“While there is evidence that the last Heinrich Event that occurred around 17,000 years ago was indeed caused by a dramatic reduction in the ocean’s conveyor belt circulation, our new reconstruction of ocean circulation patterns during some earlier Heinrich Events, that occurred during the last ice age between 20,000 and 30,000 years ago, did not reveal significant changes in ocean circulation,” Schmidt explains. “Nevertheless, these Heinrich Events were experienced worldwide, so they must have been transmitted via the atmosphere.”

Schmidt says that the study “has important implications for our understanding of the mechanisms of abrupt climate change in the past. The more we know about how climate changed in the past, the better prepared we will be for predicting future climate variability.”

Matthew Schmidt | Newswise
Further information:
http://www.tamu.edu

More articles from Earth Sciences:

nachricht Tundra study uncovers impact of climate warming in the Arctic
07.07.2015 | University of Edinburgh

nachricht NASA's infrared look at strengthening Typhoon Chan-Hom
07.07.2015 | NASA/Goddard Space Flight Center

All articles from Earth Sciences >>>

The most recent press releases about innovation >>>

Die letzten 5 Focus-News des innovations-reports im Überblick:

Im Focus: Surfing a wake of light

Researchers observe and control light wakes for the first time

When a duck paddles across a pond or a supersonic plane flies through the sky, it leaves a wake in its path. Wakes occur whenever something is traveling...

Im Focus: Light-induced Magnetic Waves in Materials Engineered at the Atomic Scale

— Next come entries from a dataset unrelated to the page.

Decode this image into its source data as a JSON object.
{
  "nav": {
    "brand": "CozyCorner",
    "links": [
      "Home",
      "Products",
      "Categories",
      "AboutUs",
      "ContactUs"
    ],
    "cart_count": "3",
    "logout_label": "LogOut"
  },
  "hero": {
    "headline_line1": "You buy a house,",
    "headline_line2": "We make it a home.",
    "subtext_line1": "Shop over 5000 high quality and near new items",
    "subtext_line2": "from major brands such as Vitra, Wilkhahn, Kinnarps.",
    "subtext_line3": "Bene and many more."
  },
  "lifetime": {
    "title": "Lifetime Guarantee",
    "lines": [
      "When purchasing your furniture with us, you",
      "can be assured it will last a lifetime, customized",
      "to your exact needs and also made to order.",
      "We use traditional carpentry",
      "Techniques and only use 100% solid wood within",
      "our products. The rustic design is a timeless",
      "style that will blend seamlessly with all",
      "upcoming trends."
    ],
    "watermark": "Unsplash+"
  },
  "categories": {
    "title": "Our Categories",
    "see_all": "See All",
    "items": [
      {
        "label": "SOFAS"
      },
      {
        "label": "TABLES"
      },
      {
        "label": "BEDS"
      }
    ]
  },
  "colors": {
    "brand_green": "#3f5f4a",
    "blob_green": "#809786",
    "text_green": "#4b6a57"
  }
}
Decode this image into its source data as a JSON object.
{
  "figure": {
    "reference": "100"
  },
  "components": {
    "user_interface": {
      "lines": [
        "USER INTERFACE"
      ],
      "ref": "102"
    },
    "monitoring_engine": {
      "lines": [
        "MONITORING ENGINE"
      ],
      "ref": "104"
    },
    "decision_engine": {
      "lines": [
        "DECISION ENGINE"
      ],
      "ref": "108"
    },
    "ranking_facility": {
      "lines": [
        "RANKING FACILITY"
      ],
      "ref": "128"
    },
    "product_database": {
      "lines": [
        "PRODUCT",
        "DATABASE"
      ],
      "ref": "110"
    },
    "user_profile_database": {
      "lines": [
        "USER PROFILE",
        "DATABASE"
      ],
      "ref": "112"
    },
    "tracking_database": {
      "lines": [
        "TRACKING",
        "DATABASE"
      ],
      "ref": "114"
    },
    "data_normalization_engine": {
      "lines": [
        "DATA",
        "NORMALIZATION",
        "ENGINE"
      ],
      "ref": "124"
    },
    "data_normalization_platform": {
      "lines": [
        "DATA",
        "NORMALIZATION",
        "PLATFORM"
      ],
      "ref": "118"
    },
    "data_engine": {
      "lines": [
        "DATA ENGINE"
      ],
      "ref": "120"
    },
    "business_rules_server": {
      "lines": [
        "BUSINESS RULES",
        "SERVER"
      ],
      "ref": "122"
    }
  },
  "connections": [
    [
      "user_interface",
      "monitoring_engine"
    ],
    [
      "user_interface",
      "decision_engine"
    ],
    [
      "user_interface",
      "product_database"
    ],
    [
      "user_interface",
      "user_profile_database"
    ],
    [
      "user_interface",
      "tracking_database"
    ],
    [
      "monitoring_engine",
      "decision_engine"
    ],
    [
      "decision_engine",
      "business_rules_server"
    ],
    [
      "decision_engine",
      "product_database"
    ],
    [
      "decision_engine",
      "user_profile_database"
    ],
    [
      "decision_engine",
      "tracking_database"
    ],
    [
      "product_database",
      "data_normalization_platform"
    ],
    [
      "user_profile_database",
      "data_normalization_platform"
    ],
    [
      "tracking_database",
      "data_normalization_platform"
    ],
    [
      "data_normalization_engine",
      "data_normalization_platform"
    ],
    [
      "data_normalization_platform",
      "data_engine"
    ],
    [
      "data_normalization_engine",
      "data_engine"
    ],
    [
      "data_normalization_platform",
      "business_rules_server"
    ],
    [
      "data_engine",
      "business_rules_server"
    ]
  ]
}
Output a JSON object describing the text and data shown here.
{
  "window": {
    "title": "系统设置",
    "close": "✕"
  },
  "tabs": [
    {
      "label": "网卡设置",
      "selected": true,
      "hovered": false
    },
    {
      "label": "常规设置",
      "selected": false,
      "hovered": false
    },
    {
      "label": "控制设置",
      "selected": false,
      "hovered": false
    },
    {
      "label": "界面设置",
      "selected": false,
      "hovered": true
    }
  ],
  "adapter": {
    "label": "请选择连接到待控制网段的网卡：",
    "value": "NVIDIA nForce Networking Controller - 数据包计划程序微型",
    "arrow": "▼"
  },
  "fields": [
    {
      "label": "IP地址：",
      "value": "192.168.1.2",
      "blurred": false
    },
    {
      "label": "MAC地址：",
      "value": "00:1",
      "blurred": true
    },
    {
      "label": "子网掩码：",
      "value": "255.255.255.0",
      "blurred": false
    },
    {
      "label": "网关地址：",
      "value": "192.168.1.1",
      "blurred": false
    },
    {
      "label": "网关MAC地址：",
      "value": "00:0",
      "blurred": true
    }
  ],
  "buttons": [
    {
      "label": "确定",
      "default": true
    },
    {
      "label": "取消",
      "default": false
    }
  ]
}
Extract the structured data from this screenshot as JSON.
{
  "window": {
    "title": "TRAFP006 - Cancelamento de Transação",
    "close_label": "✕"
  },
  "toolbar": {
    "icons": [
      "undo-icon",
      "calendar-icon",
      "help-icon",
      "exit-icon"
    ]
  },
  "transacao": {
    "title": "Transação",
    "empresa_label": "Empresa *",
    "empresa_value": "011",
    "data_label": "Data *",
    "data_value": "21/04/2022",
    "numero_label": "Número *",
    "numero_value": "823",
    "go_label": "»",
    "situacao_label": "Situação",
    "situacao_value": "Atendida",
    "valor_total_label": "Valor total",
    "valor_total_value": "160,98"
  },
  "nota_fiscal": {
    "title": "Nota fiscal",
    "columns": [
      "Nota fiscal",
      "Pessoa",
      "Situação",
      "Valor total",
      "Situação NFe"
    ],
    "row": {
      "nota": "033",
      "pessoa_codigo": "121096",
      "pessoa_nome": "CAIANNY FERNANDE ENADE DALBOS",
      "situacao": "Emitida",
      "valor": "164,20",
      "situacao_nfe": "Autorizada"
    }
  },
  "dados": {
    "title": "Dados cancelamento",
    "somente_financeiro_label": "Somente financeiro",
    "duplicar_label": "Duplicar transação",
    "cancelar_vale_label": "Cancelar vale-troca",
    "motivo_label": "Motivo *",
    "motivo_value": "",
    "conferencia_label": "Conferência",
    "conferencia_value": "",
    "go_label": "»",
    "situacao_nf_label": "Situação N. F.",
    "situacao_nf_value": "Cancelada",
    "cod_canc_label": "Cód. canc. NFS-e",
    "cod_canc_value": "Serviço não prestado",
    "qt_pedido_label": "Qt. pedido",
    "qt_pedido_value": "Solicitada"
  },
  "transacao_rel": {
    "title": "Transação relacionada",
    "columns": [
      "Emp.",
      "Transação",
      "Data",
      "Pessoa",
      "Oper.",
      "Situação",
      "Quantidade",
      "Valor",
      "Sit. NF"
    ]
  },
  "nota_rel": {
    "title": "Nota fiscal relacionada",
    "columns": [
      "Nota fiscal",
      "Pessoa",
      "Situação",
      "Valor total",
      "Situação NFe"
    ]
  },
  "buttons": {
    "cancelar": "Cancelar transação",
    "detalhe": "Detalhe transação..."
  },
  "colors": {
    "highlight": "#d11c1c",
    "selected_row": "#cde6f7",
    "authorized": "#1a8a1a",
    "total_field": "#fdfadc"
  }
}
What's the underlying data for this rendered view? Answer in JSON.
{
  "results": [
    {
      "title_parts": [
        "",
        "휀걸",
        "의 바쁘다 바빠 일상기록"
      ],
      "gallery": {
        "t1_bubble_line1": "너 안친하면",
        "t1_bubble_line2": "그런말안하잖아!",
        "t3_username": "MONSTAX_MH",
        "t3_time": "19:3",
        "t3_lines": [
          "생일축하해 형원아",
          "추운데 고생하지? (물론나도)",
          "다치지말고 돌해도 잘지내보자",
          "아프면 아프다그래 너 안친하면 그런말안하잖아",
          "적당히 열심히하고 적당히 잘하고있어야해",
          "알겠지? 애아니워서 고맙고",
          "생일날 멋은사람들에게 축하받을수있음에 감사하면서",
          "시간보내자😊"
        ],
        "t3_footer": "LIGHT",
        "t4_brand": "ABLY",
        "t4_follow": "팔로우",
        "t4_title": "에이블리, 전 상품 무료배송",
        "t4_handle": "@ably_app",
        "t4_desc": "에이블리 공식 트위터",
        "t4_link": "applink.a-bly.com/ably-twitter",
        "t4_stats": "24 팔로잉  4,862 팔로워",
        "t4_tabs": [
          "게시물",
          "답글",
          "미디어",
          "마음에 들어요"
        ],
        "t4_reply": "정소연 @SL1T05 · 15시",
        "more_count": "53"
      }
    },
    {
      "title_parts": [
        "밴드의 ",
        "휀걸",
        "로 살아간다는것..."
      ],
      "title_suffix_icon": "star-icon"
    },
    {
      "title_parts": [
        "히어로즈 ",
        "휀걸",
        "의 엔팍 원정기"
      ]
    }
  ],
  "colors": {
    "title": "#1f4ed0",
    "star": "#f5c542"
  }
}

Researchers explore ultrafast control of magnetism across interfaces: A new study discovers how the sudden excitation of lattice vibrations in a crystal can trigger a change of the magnetic properties of an atomically-thin layer that lies on its surface.

A research team, led by scientists of the Max Planck Institute for the Structure and Dynamics of Matter at CFEL in Hamburg, the University of Oxford, and the...

Im Focus: Viaducts with wind turbines, the new renewable energy source

Wind turbines could be installed under some of the biggest bridges on the road network to produce electricity. So it is confirmed by calculations carried out by a European researchers team, that have taken a viaduct in the Canary Islands as a reference. This concept could be applied in heavily built-up territories or natural areas with new constructions limitations.

The Juncal Viaduct, in Gran Canaria, has served as a reference for Spanish and British researchers to verify that the wind blowing between the pillars on this...

Im Focus: X-rays and electrons join forces to map catalytic reactions in real-time

New technique combines electron microscopy and synchrotron X-rays to track chemical reactions under real operating conditions

A new technique pioneered at the U.S. Department of Energy's Brookhaven National Laboratory reveals atomic-scale changes during catalytic reactions in real...

Im Focus: Iron: A biological element?

Think of an object made of iron: An I-beam, a car frame, a nail. Now imagine that half of the iron in that object owes its existence to bacteria living two and a half billion years ago.

Think of an object made of iron: An I-beam, a car frame, a nail. Now imagine that half of the iron in that object owes its existence to bacteria living two and...

All Focus news of the innovation-report >>>

Anzeige

Anzeige

Event News

World Conference on Regenerative Medicine in Leipzig: Last chance to submit abstracts until 2 July

25.06.2015 | Event News

World Conference on Regenerative Medicine: Abstract Submission has been extended to 24 June

16.06.2015 | Event News

MUSE hosting Europe’s largest science communication conference

11.06.2015 | Event News

 
Latest News

Down to the quantum dot

07.07.2015 | Physics and Astronomy

Tundra study uncovers impact of climate warming in the Arctic

07.07.2015 | Earth Sciences

Transition from 3 to 2 dimensions increases conduction, MIPT scientists discover

07.07.2015 | Physics and Astronomy

VideoLinks
B2B-VideoLinks
More VideoLinks >>>